Impacts of Limited English Proficiency on Health Literacy and In-person Interpreter Perception for Spanish-speaking Adults in the United States: A Systematic Review

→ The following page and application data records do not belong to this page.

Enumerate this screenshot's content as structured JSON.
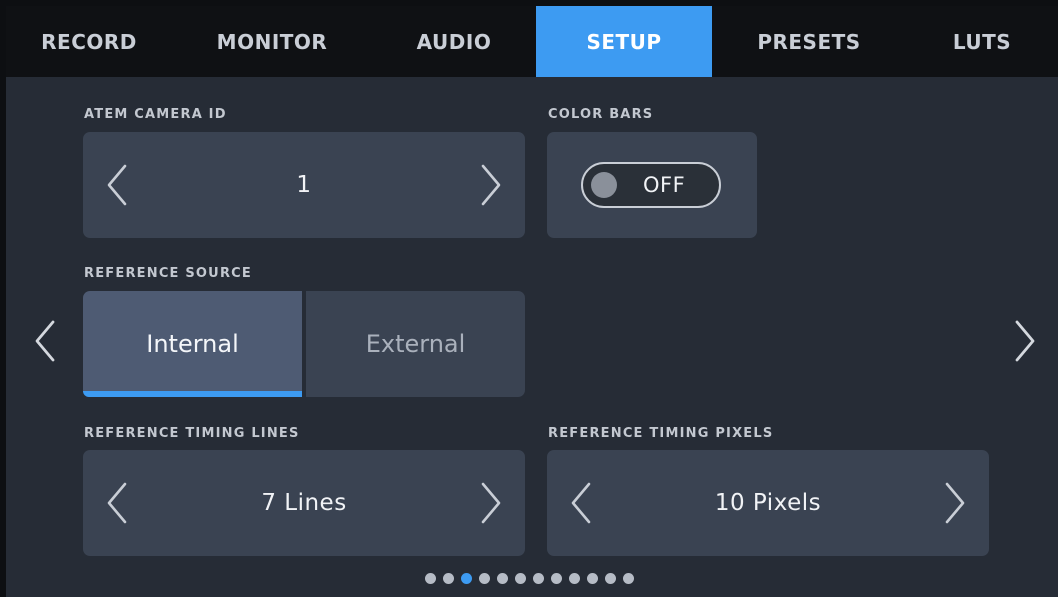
{
  "tabs": [
    {
      "label": "RECORD"
    },
    {
      "label": "MONITOR"
    },
    {
      "label": "AUDIO"
    },
    {
      "label": "SETUP",
      "active": true
    },
    {
      "label": "PRESETS"
    },
    {
      "label": "LUTS"
    }
  ],
  "atem_camera_id": {
    "label": "ATEM CAMERA ID",
    "value": "1"
  },
  "color_bars": {
    "label": "COLOR BARS",
    "state": "OFF"
  },
  "reference_source": {
    "label": "REFERENCE SOURCE",
    "options": [
      "Internal",
      "External"
    ],
    "selected": "Internal"
  },
  "reference_timing_lines": {
    "label": "REFERENCE TIMING LINES",
    "value": "7 Lines"
  },
  "reference_timing_pixels": {
    "label": "REFERENCE TIMING PIXELS",
    "value": "10 Pixels"
  },
  "pagination": {
    "total": 12,
    "current": 3
  },
  "colors": {
    "accent": "#3d9bf2",
    "panel": "#3a4352",
    "background": "#262c36",
    "tabbar": "#0f1114"
  },
  "icons": {
    "prev_value": "chevron-left-icon",
    "next_value": "chevron-right-icon",
    "prev_page": "chevron-left-icon",
    "next_page": "chevron-right-icon"
  }
}
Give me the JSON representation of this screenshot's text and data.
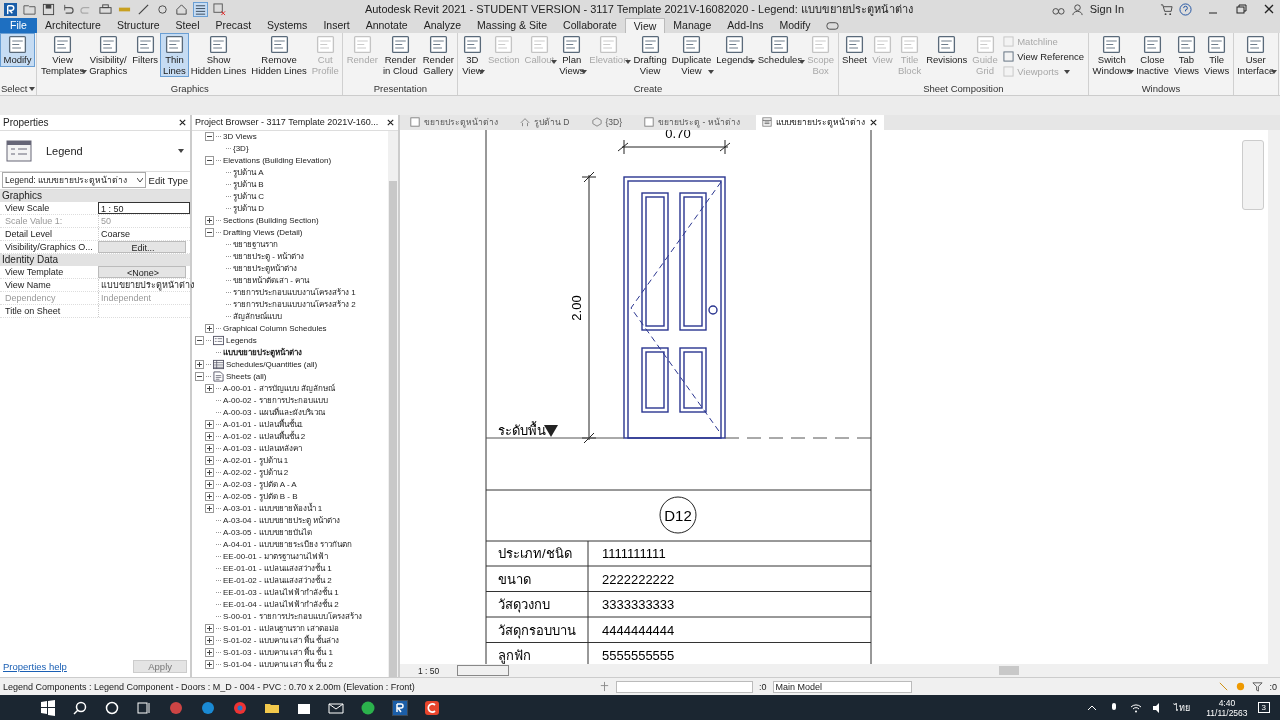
{
  "title_bar": {
    "title": "Autodesk Revit 2021 - STUDENT VERSION - 3117 Template 2021V-16082020 - Legend: แบบขยายประตูหน้าต่าง",
    "sign_in": "Sign In"
  },
  "ribbon_tabs": [
    {
      "label": "File",
      "selected": false,
      "kind": "file"
    },
    {
      "label": "Architecture",
      "selected": false,
      "kind": "tab"
    },
    {
      "label": "Structure",
      "selected": false,
      "kind": "tab"
    },
    {
      "label": "Steel",
      "selected": false,
      "kind": "tab"
    },
    {
      "label": "Precast",
      "selected": false,
      "kind": "tab"
    },
    {
      "label": "Systems",
      "selected": false,
      "kind": "tab"
    },
    {
      "label": "Insert",
      "selected": false,
      "kind": "tab"
    },
    {
      "label": "Annotate",
      "selected": false,
      "kind": "tab"
    },
    {
      "label": "Analyze",
      "selected": false,
      "kind": "tab"
    },
    {
      "label": "Massing & Site",
      "selected": false,
      "kind": "tab"
    },
    {
      "label": "Collaborate",
      "selected": false,
      "kind": "tab"
    },
    {
      "label": "View",
      "selected": true,
      "kind": "tab"
    },
    {
      "label": "Manage",
      "selected": false,
      "kind": "tab"
    },
    {
      "label": "Add-Ins",
      "selected": false,
      "kind": "tab"
    },
    {
      "label": "Modify",
      "selected": false,
      "kind": "tab"
    }
  ],
  "ribbon_panels": [
    {
      "title": "Select",
      "menu": true,
      "buttons": [
        {
          "label": "Modify",
          "kind": "large",
          "selected": true,
          "disabled": false,
          "dropdown": false
        }
      ]
    },
    {
      "title": "Graphics",
      "buttons": [
        {
          "label": "View\nTemplates",
          "kind": "large",
          "selected": false,
          "disabled": false,
          "dropdown": true
        },
        {
          "label": "Visibility/\nGraphics",
          "kind": "large",
          "selected": false,
          "disabled": false,
          "dropdown": false
        },
        {
          "label": "Filters",
          "kind": "large",
          "selected": false,
          "disabled": false,
          "dropdown": false
        },
        {
          "label": "Thin\nLines",
          "kind": "large",
          "selected": true,
          "disabled": false,
          "dropdown": false
        },
        {
          "label": "Show\nHidden Lines",
          "kind": "large",
          "selected": false,
          "disabled": false,
          "dropdown": false
        },
        {
          "label": "Remove\nHidden Lines",
          "kind": "large",
          "selected": false,
          "disabled": false,
          "dropdown": false
        },
        {
          "label": "Cut\nProfile",
          "kind": "large",
          "selected": false,
          "disabled": true,
          "dropdown": false
        }
      ]
    },
    {
      "title": "Presentation",
      "buttons": [
        {
          "label": "Render",
          "kind": "large",
          "selected": false,
          "disabled": true,
          "dropdown": false
        },
        {
          "label": "Render\nin Cloud",
          "kind": "large",
          "selected": false,
          "disabled": false,
          "dropdown": false
        },
        {
          "label": "Render\nGallery",
          "kind": "large",
          "selected": false,
          "disabled": false,
          "dropdown": false
        }
      ]
    },
    {
      "title": "Create",
      "buttons": [
        {
          "label": "3D\nView",
          "kind": "large",
          "selected": false,
          "disabled": false,
          "dropdown": true
        },
        {
          "label": "Section",
          "kind": "large",
          "selected": false,
          "disabled": true,
          "dropdown": false
        },
        {
          "label": "Callout",
          "kind": "large",
          "selected": false,
          "disabled": true,
          "dropdown": true
        },
        {
          "label": "Plan\nViews",
          "kind": "large",
          "selected": false,
          "disabled": false,
          "dropdown": true
        },
        {
          "label": "Elevation",
          "kind": "large",
          "selected": false,
          "disabled": true,
          "dropdown": true
        },
        {
          "label": "Drafting\nView",
          "kind": "large",
          "selected": false,
          "disabled": false,
          "dropdown": false
        },
        {
          "label": "Duplicate\nView",
          "kind": "large",
          "selected": false,
          "disabled": false,
          "dropdown": true
        },
        {
          "label": "Legends",
          "kind": "large",
          "selected": false,
          "disabled": false,
          "dropdown": true
        },
        {
          "label": "Schedules",
          "kind": "large",
          "selected": false,
          "disabled": false,
          "dropdown": true
        },
        {
          "label": "Scope\nBox",
          "kind": "large",
          "selected": false,
          "disabled": true,
          "dropdown": false
        }
      ]
    },
    {
      "title": "Sheet Composition",
      "buttons": [
        {
          "label": "Sheet",
          "kind": "large",
          "selected": false,
          "disabled": false,
          "dropdown": false
        },
        {
          "label": "View",
          "kind": "large",
          "selected": false,
          "disabled": true,
          "dropdown": false
        },
        {
          "label": "Title\nBlock",
          "kind": "large",
          "selected": false,
          "disabled": true,
          "dropdown": false
        },
        {
          "label": "Revisions",
          "kind": "large",
          "selected": false,
          "disabled": false,
          "dropdown": false
        },
        {
          "label": "Guide\nGrid",
          "kind": "large",
          "selected": false,
          "disabled": true,
          "dropdown": false
        },
        {
          "label": "Matchline",
          "kind": "small",
          "selected": false,
          "disabled": true,
          "dropdown": false
        },
        {
          "label": "View  Reference",
          "kind": "small",
          "selected": false,
          "disabled": false,
          "dropdown": false
        },
        {
          "label": "Viewports",
          "kind": "small",
          "selected": false,
          "disabled": true,
          "dropdown": true
        }
      ]
    },
    {
      "title": "Windows",
      "buttons": [
        {
          "label": "Switch\nWindows",
          "kind": "large",
          "selected": false,
          "disabled": false,
          "dropdown": true
        },
        {
          "label": "Close\nInactive",
          "kind": "large",
          "selected": false,
          "disabled": false,
          "dropdown": false
        },
        {
          "label": "Tab\nViews",
          "kind": "large",
          "selected": false,
          "disabled": false,
          "dropdown": false
        },
        {
          "label": "Tile\nViews",
          "kind": "large",
          "selected": false,
          "disabled": false,
          "dropdown": false
        }
      ]
    },
    {
      "buttons": [
        {
          "label": "User\nInterface",
          "kind": "large",
          "selected": false,
          "disabled": false,
          "dropdown": true
        }
      ]
    }
  ],
  "properties": {
    "title": "Properties",
    "type_name": "Legend",
    "type_selector": "Legend: แบบขยายประตูหน้าต่าง",
    "edit_type": "Edit Type",
    "groups": [
      {
        "name": "Graphics",
        "rows": [
          {
            "name": "View Scale",
            "value": "1 : 50",
            "kind": "input",
            "disabled": false
          },
          {
            "name": "Scale Value    1:",
            "value": "50",
            "kind": "text",
            "disabled": true
          },
          {
            "name": "Detail Level",
            "value": "Coarse",
            "kind": "text",
            "disabled": false
          },
          {
            "name": "Visibility/Graphics O...",
            "value": "Edit...",
            "kind": "button",
            "disabled": false
          }
        ]
      },
      {
        "name": "Identity Data",
        "rows": [
          {
            "name": "View Template",
            "value": "<None>",
            "kind": "button",
            "disabled": false
          },
          {
            "name": "View Name",
            "value": "แบบขยายประตูหน้าต่าง",
            "kind": "text",
            "disabled": false
          },
          {
            "name": "Dependency",
            "value": "Independent",
            "kind": "text",
            "disabled": true
          },
          {
            "name": "Title on Sheet",
            "kind": "text",
            "disabled": false
          }
        ]
      }
    ],
    "help": "Properties help",
    "apply": "Apply",
    "apply_disabled": true
  },
  "browser": {
    "title": "Project Browser - 3117 Template 2021V-160...",
    "partial_group": [
      {
        "label": "3D Views",
        "expanded": true,
        "selected": false,
        "children": [
          {
            "label": "{3D}",
            "selected": false
          }
        ]
      },
      {
        "label": "Elevations (Building Elevation)",
        "expanded": true,
        "selected": false,
        "children": [
          {
            "label": "รูปด้าน A",
            "selected": false
          },
          {
            "label": "รูปด้าน B",
            "selected": false
          },
          {
            "label": "รูปด้าน C",
            "selected": false
          },
          {
            "label": "รูปด้าน D",
            "selected": false
          }
        ]
      },
      {
        "label": "Sections (Building Section)",
        "expanded": false,
        "selected": false
      },
      {
        "label": "Drafting Views (Detail)",
        "expanded": true,
        "selected": false,
        "children": [
          {
            "label": "ขยายฐานราก",
            "selected": false
          },
          {
            "label": "ขยายประตู - หน้าต่าง",
            "selected": false
          },
          {
            "label": "ขยายประตูหน้าต่าง",
            "selected": false
          },
          {
            "label": "ขยายหน้าตัดเสา - คาน",
            "selected": false
          },
          {
            "label": "รายการประกอบแบบงานโครงสร้าง 1",
            "selected": false
          },
          {
            "label": "รายการประกอบแบบงานโครงสร้าง 2",
            "selected": false
          },
          {
            "label": "สัญลักษณ์แบบ",
            "selected": false
          }
        ]
      },
      {
        "label": "Graphical Column Schedules",
        "expanded": false,
        "selected": false
      }
    ],
    "tree": [
      {
        "label": "Legends",
        "kind": "legend",
        "expanded": true,
        "selected": false,
        "children": [
          {
            "label": "แบบขยายประตูหน้าต่าง",
            "selected": true
          }
        ]
      },
      {
        "label": "Schedules/Quantities (all)",
        "kind": "schedule",
        "expanded": false,
        "selected": false
      },
      {
        "label": "Sheets (all)",
        "kind": "sheet",
        "expanded": true,
        "selected": false,
        "children": [
          {
            "label": "A-00-01 - สารบัญแบบ สัญลักษณ์",
            "expanded": false,
            "selected": false
          },
          {
            "label": "A-00-02 - รายการประกอบแบบ",
            "selected": false
          },
          {
            "label": "A-00-03 - แผนที่และผังบริเวณ",
            "selected": false
          },
          {
            "label": "A-01-01 - แปลนพื้นชั้น1",
            "expanded": false,
            "selected": false
          },
          {
            "label": "A-01-02 - แปลนพื้นชั้น 2",
            "expanded": false,
            "selected": false
          },
          {
            "label": "A-01-03 - แปลนหลังคา",
            "expanded": false,
            "selected": false
          },
          {
            "label": "A-02-01 - รูปด้าน 1",
            "expanded": false,
            "selected": false
          },
          {
            "label": "A-02-02 - รูปด้าน 2",
            "expanded": false,
            "selected": false
          },
          {
            "label": "A-02-03 - รูปตัด A - A",
            "expanded": false,
            "selected": false
          },
          {
            "label": "A-02-05 - รูปตัด B - B",
            "expanded": false,
            "selected": false
          },
          {
            "label": "A-03-01 - แบบขยายห้องน้ำ 1",
            "expanded": false,
            "selected": false
          },
          {
            "label": "A-03-04 - แบบขยายประตู หน้าต่าง",
            "selected": false
          },
          {
            "label": "A-03-05 - แบบขยายบันได",
            "selected": false
          },
          {
            "label": "A-04-01 - แบบขยายระเบียง ราวกันตก",
            "selected": false
          },
          {
            "label": "EE-00-01 - มาตรฐานงานไฟฟ้า",
            "selected": false
          },
          {
            "label": "EE-01-01 - แปลนแสงสว่างชั้น 1",
            "selected": false
          },
          {
            "label": "EE-01-02 - แปลนแสงสว่างชั้น 2",
            "selected": false
          },
          {
            "label": "EE-01-03 - แปลนไฟฟ้ากำลังชั้น 1",
            "selected": false
          },
          {
            "label": "EE-01-04 - แปลนไฟฟ้ากำลังชั้น 2",
            "selected": false
          },
          {
            "label": "S-00-01 - รายการประกอบแบบโครงสร้าง",
            "selected": false
          },
          {
            "label": "S-01-01 - แปลนฐานราก เสาตอม่อ",
            "expanded": false,
            "selected": false
          },
          {
            "label": "S-01-02 - แบบคาน เสา พื้น ชั้นล่าง",
            "expanded": false,
            "selected": false
          },
          {
            "label": "S-01-03 - แบบคาน เสา พื้น ชั้น 1",
            "expanded": false,
            "selected": false
          },
          {
            "label": "S-01-04 - แบบคาน เสา พื้น ชั้น 2",
            "expanded": false,
            "selected": false
          }
        ]
      }
    ]
  },
  "view_tabs": [
    {
      "label": "ขยายประตูหน้าต่าง",
      "kind": "drafting",
      "selected": false
    },
    {
      "label": "รูปด้าน D",
      "kind": "elevation",
      "selected": false
    },
    {
      "label": "{3D}",
      "kind": "model",
      "selected": false
    },
    {
      "label": "ขยายประตู - หน้าต่าง",
      "kind": "drafting",
      "selected": false
    },
    {
      "label": "แบบขยายประตูหน้าต่าง",
      "kind": "legend",
      "selected": true
    }
  ],
  "canvas": {
    "width_dim": "0.70",
    "height_dim": "2.00",
    "level_label": "ระดับพื้น",
    "tag": "D12",
    "rows": [
      {
        "label": "ประเภท/ชนิด",
        "value": "1111111111"
      },
      {
        "label": "ขนาด",
        "value": "2222222222"
      },
      {
        "label": "วัสดุวงกบ",
        "value": "3333333333"
      },
      {
        "label": "วัสดุกรอบบาน",
        "value": "4444444444"
      },
      {
        "label": "ลูกฟัก",
        "value": "5555555555"
      }
    ]
  },
  "view_control": {
    "scale": "1 : 50"
  },
  "status_bar": {
    "text": "Legend Components : Legend Component - Doors : M_D - 004 - PVC : 0.70 x 2.00m (Elevation : Front)",
    "select_count": ":0",
    "model": "Main Model",
    "filter_count": ":0"
  },
  "taskbar": {
    "language": "ไทย",
    "time": "4:40",
    "date": "11/11/2563",
    "notifications": "3"
  }
}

Abstract – Spanish is the most spoken second language in the United States. Of the approximately 40 million Spanish speakers in the U.S. who speak Spanish at home, approximately 16 million rate their ability to speak English as less than “very well.” Common problems limited English proficient (LEP) Hispanic adults face are hindrances in accessing healthcare services and communicating with healthcare providers (HCPs) during in-patient visits. These disparities may result in unfavorable outcomes for Spanish-speaking LEP patients, such as lower rates of screening and underinsurance. Interpreters are often used to mitigate the effects of language discordance, but interpreter availability is often unreliable due to limited supply. This systematic review aimed to assess the impacts of LEP on the health literacy and in-person interpreter perception for LEP Spanish-speaking patients and caregivers. Evidence suggests HCPs frequently fail to ensure patients and caregivers fully comprehended their conditions, treatment and available resources, which is exacerbated by the tendency for Spanish-speaking patients to not vocalize their concerns out of fear of seeming “burdensome.” Interpreters also may require improvement in technical and emotional interpretation, as interpreters often were unfamiliar with technical medical Spanish or were ignorant of the emotional needs of patients and their families. Efforts to increase cultural competency, patient input and the amount of certified Spanish medical interpreters in the U.S. should be made.